• TASK OBJECTIVE:
What is the number of lines in the entries below that include the word "Causale"? Provide the number only.

• Interface dataset entries:
<<<<
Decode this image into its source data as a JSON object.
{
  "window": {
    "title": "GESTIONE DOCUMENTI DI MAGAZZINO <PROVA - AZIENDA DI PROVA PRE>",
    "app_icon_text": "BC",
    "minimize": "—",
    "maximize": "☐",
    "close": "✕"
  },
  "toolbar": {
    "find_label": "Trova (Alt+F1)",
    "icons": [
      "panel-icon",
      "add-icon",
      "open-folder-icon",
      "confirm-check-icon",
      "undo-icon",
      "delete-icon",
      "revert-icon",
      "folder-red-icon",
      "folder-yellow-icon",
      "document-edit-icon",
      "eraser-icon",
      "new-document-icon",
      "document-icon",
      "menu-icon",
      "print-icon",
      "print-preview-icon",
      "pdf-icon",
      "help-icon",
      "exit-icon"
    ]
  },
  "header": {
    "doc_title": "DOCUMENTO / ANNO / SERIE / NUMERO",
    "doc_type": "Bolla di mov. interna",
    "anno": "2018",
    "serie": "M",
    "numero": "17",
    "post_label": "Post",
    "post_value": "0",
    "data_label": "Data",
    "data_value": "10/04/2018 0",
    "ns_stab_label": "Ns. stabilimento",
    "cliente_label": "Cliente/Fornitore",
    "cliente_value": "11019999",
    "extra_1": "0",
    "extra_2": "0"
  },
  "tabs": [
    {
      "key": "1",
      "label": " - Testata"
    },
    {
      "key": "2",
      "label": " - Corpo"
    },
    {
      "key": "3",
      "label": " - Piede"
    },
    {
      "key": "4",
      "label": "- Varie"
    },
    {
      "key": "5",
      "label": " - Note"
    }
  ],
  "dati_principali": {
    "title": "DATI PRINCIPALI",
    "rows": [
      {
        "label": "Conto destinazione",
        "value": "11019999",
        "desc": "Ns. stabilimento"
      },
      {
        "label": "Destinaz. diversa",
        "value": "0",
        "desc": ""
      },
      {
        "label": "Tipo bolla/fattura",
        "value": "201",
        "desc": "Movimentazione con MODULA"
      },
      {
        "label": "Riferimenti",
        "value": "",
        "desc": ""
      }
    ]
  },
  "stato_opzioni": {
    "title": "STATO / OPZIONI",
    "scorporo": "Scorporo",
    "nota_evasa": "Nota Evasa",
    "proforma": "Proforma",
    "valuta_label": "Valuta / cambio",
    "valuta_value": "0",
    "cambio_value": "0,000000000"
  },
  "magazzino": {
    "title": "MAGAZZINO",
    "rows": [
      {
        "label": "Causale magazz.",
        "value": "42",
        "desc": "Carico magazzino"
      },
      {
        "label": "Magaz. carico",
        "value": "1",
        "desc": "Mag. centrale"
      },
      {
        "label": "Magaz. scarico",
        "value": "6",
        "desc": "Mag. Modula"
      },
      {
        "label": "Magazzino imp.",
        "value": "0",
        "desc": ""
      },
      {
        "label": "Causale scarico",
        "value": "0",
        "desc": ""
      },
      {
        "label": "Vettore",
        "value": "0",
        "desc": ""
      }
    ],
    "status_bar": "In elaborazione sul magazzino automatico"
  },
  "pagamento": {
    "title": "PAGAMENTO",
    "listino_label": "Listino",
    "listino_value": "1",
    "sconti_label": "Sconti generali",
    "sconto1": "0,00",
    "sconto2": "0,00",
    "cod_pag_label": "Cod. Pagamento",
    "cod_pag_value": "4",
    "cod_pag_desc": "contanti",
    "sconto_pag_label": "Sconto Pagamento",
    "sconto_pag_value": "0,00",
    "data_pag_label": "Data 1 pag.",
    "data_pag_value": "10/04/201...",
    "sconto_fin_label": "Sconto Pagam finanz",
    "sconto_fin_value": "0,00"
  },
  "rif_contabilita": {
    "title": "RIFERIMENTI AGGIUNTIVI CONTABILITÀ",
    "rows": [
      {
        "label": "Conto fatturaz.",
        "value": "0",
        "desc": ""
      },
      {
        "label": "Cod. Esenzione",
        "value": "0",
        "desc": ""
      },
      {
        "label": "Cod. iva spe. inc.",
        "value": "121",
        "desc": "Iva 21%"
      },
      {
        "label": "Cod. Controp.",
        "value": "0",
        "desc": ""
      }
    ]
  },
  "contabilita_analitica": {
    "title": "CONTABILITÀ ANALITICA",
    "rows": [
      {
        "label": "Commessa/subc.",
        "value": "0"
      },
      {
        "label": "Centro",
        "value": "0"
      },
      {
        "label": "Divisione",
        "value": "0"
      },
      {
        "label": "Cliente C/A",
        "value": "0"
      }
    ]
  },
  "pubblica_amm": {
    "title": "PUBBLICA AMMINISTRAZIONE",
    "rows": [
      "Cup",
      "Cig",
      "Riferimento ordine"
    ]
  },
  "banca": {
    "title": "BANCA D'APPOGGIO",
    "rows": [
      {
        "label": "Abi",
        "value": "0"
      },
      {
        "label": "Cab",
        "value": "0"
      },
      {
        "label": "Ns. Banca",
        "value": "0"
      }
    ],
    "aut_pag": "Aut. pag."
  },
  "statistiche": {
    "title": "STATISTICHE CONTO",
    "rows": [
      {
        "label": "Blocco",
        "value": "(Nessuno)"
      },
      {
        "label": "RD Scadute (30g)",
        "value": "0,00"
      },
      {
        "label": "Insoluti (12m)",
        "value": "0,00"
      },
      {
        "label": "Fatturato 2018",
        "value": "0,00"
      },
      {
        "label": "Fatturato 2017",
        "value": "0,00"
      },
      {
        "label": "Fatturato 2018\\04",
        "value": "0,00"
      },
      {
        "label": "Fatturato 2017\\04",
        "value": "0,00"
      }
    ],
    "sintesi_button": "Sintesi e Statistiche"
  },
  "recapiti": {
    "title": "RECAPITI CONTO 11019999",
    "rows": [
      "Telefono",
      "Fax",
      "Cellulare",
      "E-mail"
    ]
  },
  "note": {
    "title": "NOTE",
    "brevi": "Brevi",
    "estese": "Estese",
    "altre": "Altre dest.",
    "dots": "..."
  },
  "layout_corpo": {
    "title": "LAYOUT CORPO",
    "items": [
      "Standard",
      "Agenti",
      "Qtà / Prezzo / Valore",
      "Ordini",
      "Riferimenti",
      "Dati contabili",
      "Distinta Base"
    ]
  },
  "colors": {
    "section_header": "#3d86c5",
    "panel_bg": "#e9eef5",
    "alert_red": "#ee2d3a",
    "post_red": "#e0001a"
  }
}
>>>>
• EXERCISE RESULT:
2